As such, a world cinema course such as this one calls for a great deal of discernment on our part, in both our film selection and our thematic approach. With this in mind, and as a group throughout, we shall follow a pedagogical approach which is twofold this semester. First, we shall explore select films from around the world in search of aesthetic, epistemological, ethical, and ontological points of both connection and concern. And second, in and through this exploratory approach, we shall advance several novel ways of reimagining our various conceptions of ‘perception’ and ‘world cinema.’
Illuminating the Middle Ages
Using visuals, this class will explore medieval history through the illuminated manuscripts and art of the period 500-1550 CE. We will discuss medieval religion, politics, war, economics, and delve into deeper issues like sexuality, gender roles, and social traditions and rituals.
HONR.3400 courses automatically satisfy a Social Science core curriculum requirement.
|HONR.3400||305||Gender, Work, & Peace||Camelia Bouzerdan||South||M 3:30 p.m. - 6:20 p.m.|
Course Descriptions - HONR.3400 (FA23)
Gender, Work, and Peace
"Gender, Work and Peace" will explore the relationship between human rights, gender and nonviolence in the 21st century. We will examine how current and future reality can be shaped by related policies, specifically those on the micro and macro level concerned with gender. Today we live in a period of global transition comparable to the period that followed the Industrial Revolution. It presents us with enormous challenges and opportunities regarding factors we will address in class: economic globalization, government restructuring, work-family balancing, environmental safety at work, gender inequalities and the connection between human rights and dignity at work.
|HONR.3500||301||Energy in the Developing World||North||T/R 12:30 p.m. - 1:45 p.m.|
Course Description - HONR.3500 (FA23)
Energy in the Developing World
Investigating the science of energy requires a thorough approach covering a broad range of topics such as fossil fuels, biomass, nuclear energy and renewable energies such as solar, wind, and hydro-power. This seminar course will address the fundamentals of energy with discussions involving the forms of energy, energy conversion and scalability of energy production with a global perspective. Invited speakers will include individuals with field specific expertise and international experience in each type energy to detail the technological challenges of efficiently harvesting energy resources and establishing distribution and storage networks at home and abroad.

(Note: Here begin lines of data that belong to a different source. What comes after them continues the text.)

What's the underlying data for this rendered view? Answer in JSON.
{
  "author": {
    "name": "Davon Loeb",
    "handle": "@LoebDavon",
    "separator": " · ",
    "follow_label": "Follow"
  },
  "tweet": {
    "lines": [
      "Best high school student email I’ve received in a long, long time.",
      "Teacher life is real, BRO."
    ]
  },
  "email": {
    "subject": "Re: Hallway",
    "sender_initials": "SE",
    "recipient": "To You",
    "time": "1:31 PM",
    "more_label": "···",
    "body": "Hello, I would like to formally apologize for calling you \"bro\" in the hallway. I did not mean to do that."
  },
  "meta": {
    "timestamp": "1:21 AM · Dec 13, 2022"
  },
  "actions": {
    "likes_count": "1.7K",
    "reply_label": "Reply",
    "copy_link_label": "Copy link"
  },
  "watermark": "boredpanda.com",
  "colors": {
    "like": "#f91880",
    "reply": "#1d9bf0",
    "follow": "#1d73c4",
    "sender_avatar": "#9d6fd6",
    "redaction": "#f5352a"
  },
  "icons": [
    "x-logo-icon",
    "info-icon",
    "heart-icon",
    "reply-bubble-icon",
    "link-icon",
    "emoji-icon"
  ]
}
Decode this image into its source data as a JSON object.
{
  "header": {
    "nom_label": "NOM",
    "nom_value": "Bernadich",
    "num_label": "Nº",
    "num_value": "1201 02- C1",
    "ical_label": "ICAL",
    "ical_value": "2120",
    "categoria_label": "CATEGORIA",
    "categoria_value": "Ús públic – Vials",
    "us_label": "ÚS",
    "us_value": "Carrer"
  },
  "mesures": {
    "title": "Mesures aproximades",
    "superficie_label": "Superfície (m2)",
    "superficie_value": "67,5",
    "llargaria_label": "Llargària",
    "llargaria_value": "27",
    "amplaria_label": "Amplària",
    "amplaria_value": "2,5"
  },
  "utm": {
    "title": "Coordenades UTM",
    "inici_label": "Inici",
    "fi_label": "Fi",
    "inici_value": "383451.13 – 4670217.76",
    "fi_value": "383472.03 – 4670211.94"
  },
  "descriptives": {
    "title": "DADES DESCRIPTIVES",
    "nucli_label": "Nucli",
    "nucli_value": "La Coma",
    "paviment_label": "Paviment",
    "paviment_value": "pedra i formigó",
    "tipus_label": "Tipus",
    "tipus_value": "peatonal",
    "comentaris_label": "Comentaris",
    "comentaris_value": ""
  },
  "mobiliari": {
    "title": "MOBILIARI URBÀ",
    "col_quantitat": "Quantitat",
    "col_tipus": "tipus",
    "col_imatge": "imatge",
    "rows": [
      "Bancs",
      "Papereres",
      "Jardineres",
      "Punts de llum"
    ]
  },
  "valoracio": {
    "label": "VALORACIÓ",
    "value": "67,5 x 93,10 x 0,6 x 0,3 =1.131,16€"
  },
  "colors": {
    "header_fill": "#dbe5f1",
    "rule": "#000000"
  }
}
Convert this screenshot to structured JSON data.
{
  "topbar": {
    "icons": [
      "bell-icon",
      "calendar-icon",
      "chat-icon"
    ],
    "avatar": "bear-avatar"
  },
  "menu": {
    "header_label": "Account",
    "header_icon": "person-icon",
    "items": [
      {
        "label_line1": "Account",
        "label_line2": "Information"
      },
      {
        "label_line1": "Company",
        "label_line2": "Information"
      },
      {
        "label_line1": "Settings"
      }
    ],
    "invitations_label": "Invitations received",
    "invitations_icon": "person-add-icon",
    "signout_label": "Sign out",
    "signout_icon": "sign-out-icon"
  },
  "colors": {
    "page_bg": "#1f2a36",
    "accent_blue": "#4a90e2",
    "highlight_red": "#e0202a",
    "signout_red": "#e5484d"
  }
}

There are no prerequisites for this course. However, students should come prepared to pursue and evaluate topics in the science of genery through the skills of inquiry, research, critical thinking and problem solving.